We are in the midst of a buyer’s market. That’s not front page news. What is news is that every single transaction is unique and presents a whole set of challenges that every buyer does not anticipate. I kid you not. After hundreds of transactions, I can testify on behalf of hundreds of buyers that there is almost always some surprise or some twist of events that presents its own challenges. In fact, one can almost guarantee that when you purchase a home in Sequim (or anywhere) that there will be some hurdles that either terminate a transaction or come close to terminating the entire transaction. These challenges are not the exception but the rule.
What challenges am I talking about? How about some real life examples from Sequim real estate transactions?

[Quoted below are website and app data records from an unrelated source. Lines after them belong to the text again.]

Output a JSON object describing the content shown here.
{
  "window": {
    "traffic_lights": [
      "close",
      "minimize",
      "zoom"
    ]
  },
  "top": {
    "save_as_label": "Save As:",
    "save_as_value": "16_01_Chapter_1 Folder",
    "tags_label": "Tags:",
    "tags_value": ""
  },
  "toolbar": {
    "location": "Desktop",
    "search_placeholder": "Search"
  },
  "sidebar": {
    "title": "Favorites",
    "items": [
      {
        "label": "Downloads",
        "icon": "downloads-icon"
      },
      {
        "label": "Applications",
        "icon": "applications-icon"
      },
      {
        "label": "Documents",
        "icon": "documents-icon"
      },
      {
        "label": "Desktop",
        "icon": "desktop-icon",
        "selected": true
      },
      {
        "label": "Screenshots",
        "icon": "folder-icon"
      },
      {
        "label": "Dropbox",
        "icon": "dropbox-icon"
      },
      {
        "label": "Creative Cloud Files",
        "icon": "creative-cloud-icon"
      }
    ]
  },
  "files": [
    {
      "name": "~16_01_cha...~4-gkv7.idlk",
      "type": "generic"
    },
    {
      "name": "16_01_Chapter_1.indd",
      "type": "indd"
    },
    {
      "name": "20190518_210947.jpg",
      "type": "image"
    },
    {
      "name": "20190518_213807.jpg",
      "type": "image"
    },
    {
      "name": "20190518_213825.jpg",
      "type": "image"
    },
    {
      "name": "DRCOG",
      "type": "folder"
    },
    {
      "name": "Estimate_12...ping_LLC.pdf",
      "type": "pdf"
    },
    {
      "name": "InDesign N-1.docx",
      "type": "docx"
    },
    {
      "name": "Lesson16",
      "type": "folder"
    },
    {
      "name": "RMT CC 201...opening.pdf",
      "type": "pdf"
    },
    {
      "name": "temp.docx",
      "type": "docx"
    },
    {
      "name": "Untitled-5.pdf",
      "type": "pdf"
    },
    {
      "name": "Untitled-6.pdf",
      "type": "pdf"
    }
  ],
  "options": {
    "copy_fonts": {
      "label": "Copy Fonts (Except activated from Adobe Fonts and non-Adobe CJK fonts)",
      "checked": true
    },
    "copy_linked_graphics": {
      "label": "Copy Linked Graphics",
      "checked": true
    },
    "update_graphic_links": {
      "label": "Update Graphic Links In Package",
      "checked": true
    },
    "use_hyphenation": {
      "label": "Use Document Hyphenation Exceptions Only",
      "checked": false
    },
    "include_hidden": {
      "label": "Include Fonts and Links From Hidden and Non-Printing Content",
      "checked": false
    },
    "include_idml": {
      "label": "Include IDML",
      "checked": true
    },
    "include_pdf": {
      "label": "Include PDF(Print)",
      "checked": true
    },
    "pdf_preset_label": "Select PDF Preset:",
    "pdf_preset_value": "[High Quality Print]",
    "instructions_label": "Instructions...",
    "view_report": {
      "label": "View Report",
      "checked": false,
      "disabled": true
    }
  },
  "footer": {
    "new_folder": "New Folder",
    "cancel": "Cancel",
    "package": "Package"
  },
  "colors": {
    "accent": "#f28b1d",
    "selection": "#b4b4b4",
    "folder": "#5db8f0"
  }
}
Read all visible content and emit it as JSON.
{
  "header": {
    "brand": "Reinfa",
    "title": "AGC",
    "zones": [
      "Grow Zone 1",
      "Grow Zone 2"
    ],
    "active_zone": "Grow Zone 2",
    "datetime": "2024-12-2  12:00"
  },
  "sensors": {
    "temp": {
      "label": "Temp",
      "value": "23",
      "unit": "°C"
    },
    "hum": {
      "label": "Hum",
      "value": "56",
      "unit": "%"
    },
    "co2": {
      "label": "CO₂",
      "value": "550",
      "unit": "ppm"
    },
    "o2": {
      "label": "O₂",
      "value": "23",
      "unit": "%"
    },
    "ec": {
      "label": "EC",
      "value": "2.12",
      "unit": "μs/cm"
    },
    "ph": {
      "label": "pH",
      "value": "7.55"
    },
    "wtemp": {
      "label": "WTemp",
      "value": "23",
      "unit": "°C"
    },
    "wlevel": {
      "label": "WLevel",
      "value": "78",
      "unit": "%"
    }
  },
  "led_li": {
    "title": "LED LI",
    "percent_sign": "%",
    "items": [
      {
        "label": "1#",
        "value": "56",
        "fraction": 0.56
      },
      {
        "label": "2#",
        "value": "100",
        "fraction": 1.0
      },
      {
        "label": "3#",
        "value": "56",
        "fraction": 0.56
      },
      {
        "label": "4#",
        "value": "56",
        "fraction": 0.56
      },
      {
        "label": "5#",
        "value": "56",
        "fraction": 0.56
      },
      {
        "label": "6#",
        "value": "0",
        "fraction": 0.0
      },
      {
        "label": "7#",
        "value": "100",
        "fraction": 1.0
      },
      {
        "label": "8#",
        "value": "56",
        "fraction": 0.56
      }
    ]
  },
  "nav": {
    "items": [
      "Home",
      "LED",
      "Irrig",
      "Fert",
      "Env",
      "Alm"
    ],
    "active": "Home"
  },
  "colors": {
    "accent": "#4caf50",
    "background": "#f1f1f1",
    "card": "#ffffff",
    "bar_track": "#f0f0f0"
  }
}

A buyer ordered a home inspection after the parties reached mutual acceptance. The home inspector, who is very sharp, discovered that the electric wall heaters had a manufacturer’s recall about 10 years ago. The sellers fixed the heaters at the time, but now cannot find proof. The buyer wants all the heaters replaced or wants a credit for a thousand dollars. Who could have known this would become a hurdle to be overcome?
A buyer ordered a well inspection, because the well only produced three gallons per minute and there was a cistern (storage tank) and a filtration system. The inspector discovered that the bladder in the storage tank had failed, causing the pump to run every time water was used in the house, including running the faucets and flushing the toilet. This meant the pump, which was 200 feet below the surface was running way too much and would fail prematurely.
A buyer reviews the septic information and learns that the three bedroom home he is buying has a septic system that is only approved for a two bedroom house.
A buyer learns that the driveway runs over the neighbor’s property, and has been used for many years like this. As he and his agent do their due diligence, he learns that there is no recorded easement agreement.
A buyer finds out that the drinking water is on a small community well system consisting of four families. While that is not necessarily a problem, it does mean several important issues need to be checked out. Is there a written agreement clarifying the rights and obligations of all the parties, and does everyone know who is responsible for maintenance and how much the annual assessments are. And what happens if there is an emergency that suddenly costs a lot of money?
A buyer sees a notation in the Form 17 disclosure statement that there may be a boundary line problem with the neighbor. The fence is allegedly two feet on the neighbor’s property and has been for nine years. This raises questions that are not easily answered.
A buyer’s bank’s appraiser notes on his appraisal report that a portion of the deck may be unsafe. The bank then requires that the deck be repaired prior to closing. This expense of several thousand dollars suddenly creates a real dilemma. The seller is absolutely unwilling to pay for this, and the buyer is uncomfortable advancing funds to pay for a deck on a house he does not yet own.
These are just a few of the real life facts I’ve seen in Sequim real estate transactions. Challenges in buying real estate are not the exception but the rule. The moral of the story is, “Have a Sequim real estate agent who knows how to handle whatever hurdles may cross your path.”
Last Updated on July 27, 2012 by Chuck Marunde